*Data to examine*
++++++++++++++++++++

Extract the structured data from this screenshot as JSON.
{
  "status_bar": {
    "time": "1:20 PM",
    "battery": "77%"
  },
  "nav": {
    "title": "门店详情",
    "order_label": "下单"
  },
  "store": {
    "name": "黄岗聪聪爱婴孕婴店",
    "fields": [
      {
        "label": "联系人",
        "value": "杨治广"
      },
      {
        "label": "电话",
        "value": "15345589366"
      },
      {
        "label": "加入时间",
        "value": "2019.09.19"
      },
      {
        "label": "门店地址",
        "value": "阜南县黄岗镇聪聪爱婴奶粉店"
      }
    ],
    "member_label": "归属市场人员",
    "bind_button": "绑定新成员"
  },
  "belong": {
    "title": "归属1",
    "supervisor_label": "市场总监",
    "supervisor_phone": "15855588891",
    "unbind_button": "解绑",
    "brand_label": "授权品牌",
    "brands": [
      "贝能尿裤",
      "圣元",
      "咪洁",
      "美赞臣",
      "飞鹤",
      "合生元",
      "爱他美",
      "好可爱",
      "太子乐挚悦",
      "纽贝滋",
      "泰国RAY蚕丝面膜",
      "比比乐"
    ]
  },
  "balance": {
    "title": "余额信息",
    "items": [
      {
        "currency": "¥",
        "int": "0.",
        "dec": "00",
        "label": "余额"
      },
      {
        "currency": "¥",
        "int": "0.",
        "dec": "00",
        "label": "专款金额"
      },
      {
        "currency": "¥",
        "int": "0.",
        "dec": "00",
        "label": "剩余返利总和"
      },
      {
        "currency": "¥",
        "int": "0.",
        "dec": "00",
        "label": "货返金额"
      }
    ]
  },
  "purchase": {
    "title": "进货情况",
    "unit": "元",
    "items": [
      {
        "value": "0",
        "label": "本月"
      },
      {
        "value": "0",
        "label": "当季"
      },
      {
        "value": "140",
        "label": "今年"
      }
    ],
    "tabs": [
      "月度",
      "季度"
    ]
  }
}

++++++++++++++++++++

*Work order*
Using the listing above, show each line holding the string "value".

*Answer to the problem*
        "value": "杨治广"
        "value": "15345589366"
        "value": "2019.09.19"
        "value": "阜南县黄岗镇聪聪爱婴奶粉店"
        "value": "0",
        "value": "0",
        "value": "140",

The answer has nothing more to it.